Segment Start: EXTRACTED INFORMATION

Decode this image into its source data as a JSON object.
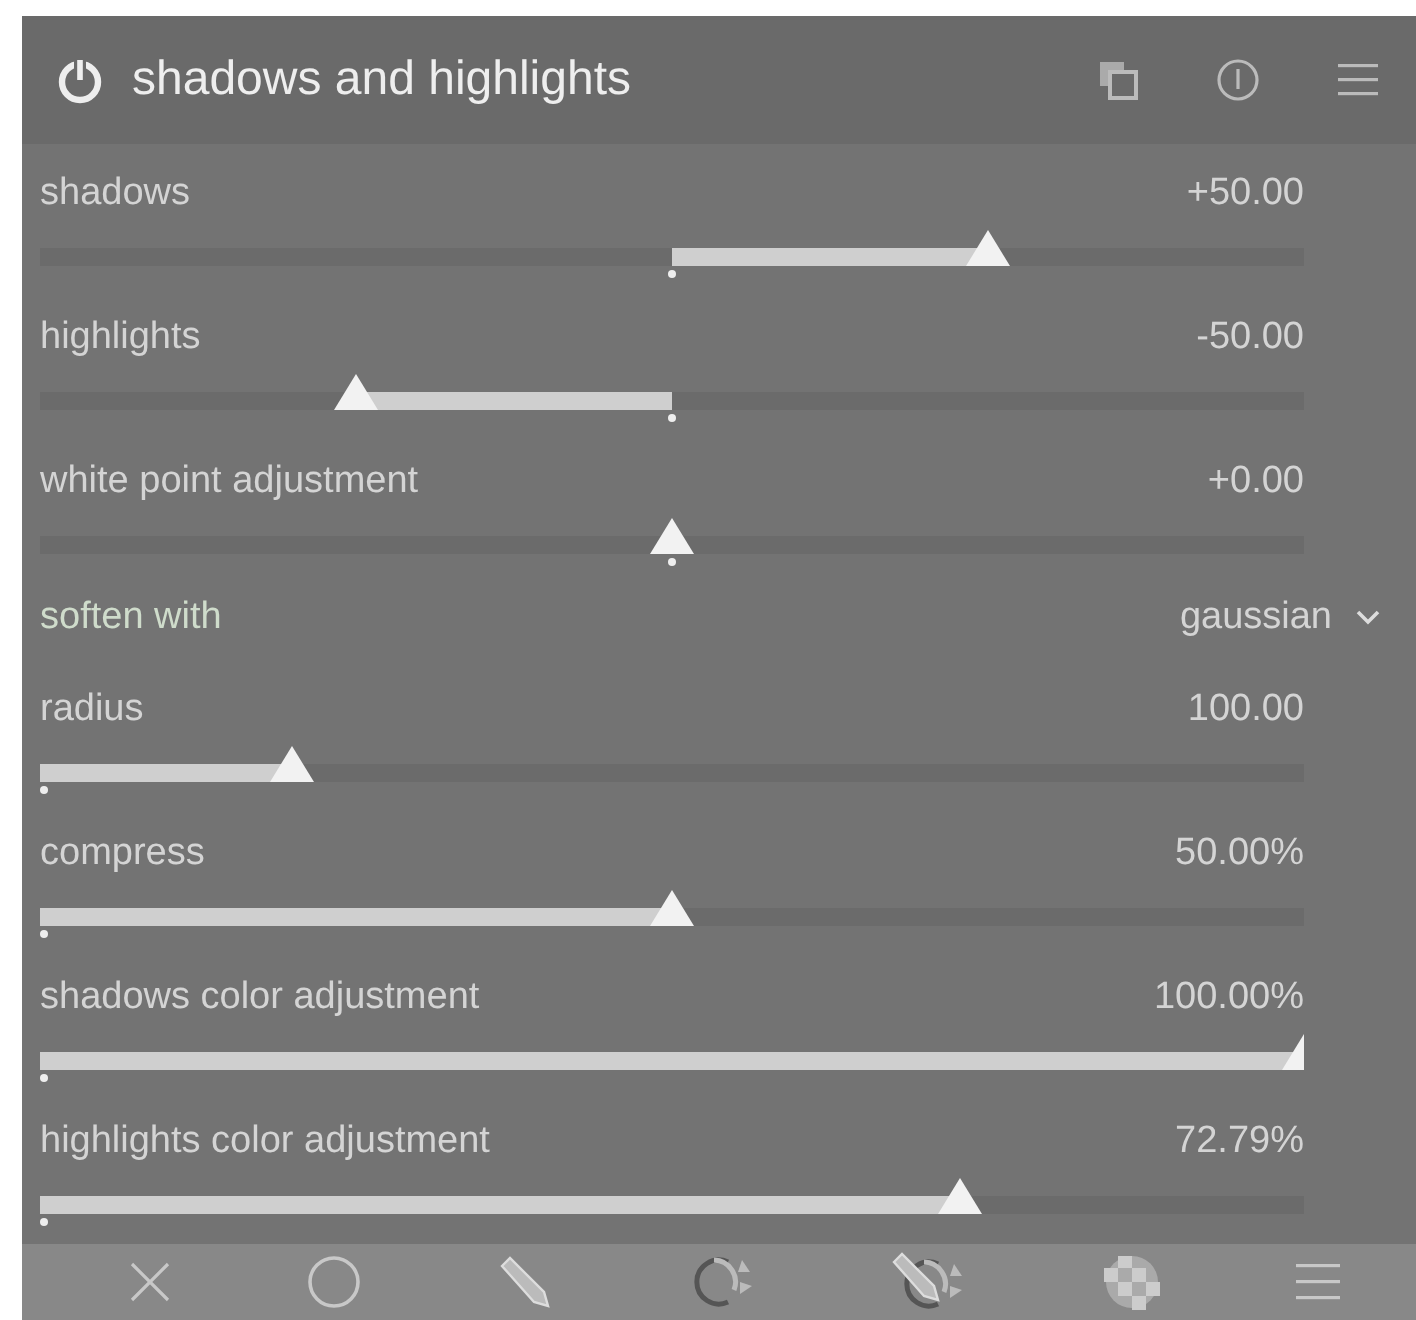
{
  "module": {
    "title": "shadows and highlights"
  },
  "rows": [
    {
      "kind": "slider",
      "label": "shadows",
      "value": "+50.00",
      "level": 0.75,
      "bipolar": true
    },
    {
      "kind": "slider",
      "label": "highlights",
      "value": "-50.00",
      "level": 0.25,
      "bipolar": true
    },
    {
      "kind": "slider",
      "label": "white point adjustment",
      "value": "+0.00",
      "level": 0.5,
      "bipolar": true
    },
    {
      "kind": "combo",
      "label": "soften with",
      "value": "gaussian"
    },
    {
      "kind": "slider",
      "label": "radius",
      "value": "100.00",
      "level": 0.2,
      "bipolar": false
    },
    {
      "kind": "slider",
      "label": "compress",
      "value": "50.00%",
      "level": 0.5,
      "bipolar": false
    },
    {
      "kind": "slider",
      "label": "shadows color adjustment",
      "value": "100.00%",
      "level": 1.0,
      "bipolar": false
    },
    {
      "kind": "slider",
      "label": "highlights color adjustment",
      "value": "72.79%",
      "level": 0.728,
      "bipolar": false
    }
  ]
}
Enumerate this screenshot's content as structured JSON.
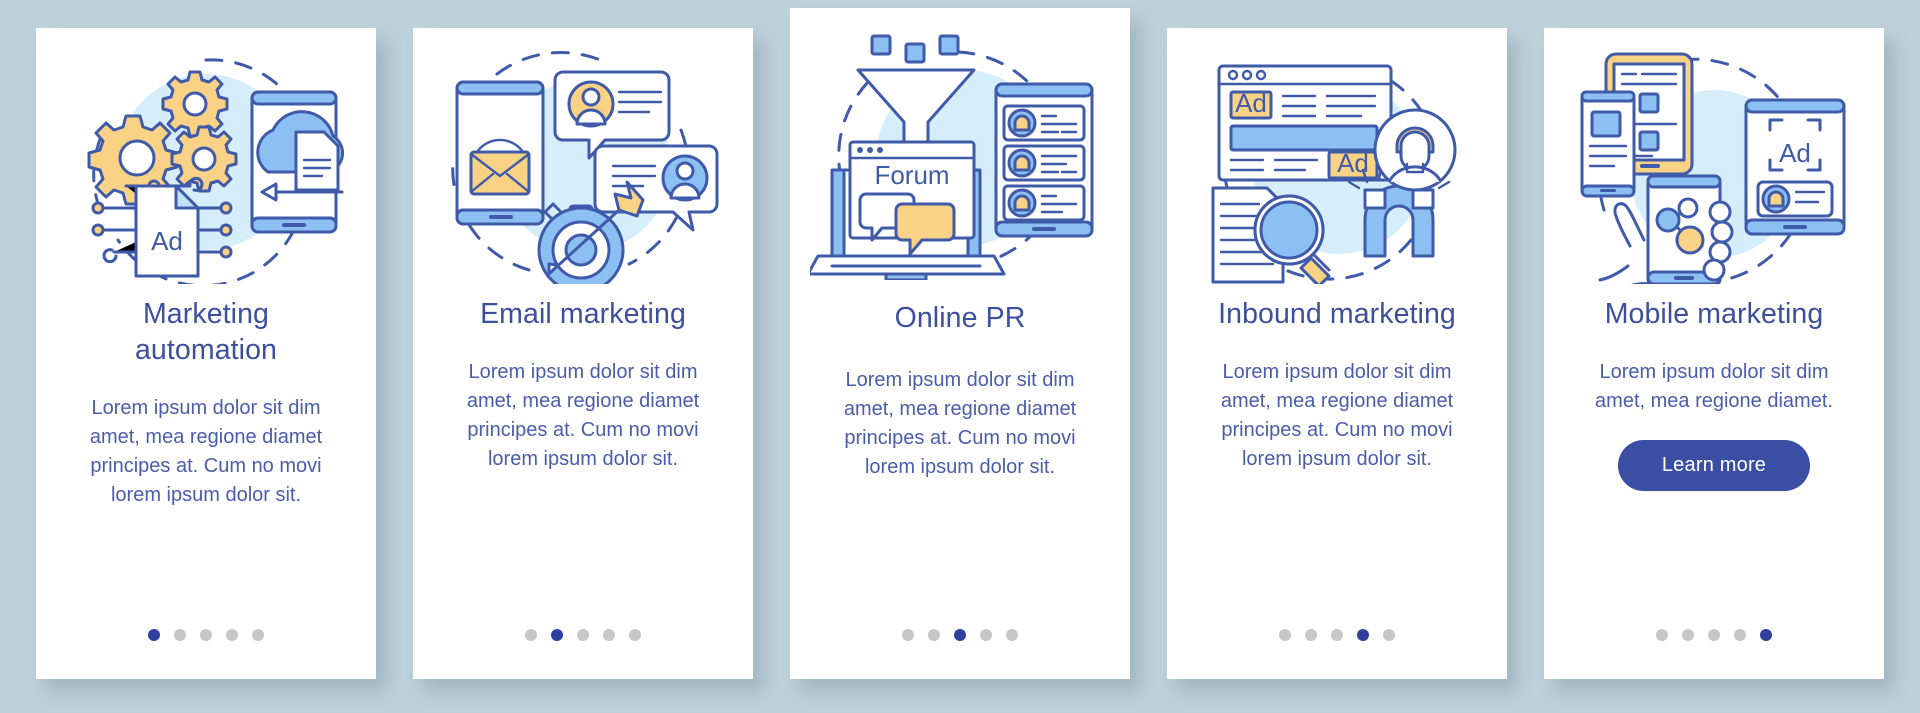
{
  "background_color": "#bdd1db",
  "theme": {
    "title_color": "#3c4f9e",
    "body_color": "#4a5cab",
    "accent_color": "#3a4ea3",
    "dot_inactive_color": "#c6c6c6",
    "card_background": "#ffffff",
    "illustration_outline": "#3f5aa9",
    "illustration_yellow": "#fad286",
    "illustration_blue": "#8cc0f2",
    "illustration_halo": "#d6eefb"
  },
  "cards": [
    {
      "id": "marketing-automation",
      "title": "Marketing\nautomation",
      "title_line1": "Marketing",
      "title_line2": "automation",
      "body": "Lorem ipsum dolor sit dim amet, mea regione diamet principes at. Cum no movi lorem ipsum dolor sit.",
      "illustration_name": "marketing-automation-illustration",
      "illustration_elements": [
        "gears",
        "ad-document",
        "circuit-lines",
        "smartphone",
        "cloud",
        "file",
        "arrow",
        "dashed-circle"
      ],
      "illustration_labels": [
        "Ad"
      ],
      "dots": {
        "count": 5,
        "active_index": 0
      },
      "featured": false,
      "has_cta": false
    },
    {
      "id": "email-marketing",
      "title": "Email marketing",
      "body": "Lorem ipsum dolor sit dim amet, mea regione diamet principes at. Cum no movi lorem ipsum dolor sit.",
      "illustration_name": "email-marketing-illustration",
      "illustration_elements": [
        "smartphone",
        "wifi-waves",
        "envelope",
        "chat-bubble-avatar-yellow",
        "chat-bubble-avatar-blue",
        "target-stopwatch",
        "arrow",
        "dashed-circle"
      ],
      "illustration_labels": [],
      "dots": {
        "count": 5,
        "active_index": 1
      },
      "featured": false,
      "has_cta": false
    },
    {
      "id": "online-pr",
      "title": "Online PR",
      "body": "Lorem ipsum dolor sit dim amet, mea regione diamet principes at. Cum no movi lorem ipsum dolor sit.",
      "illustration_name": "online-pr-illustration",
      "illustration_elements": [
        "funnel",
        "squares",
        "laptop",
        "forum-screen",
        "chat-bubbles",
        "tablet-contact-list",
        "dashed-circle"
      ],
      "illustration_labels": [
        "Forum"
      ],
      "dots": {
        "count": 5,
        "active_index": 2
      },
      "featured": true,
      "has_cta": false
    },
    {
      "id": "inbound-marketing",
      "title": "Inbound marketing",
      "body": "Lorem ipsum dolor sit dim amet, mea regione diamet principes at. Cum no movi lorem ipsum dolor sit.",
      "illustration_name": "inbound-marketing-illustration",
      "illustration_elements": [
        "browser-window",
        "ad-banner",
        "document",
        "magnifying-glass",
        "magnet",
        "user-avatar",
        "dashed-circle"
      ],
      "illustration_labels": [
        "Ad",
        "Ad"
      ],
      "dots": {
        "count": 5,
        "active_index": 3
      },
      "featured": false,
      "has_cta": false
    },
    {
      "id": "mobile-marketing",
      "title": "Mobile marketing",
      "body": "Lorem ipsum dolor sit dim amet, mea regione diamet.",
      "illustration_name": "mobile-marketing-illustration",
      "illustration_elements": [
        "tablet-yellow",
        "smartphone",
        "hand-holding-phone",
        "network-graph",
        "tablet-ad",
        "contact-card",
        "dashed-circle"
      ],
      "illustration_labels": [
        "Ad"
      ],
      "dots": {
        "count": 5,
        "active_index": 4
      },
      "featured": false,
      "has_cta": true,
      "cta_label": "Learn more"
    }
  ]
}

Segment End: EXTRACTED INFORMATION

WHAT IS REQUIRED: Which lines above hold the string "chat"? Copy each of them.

EXERCISE RESULT:
        "chat-bubble-avatar-yellow",
        "chat-bubble-avatar-blue",
        "chat-bubbles",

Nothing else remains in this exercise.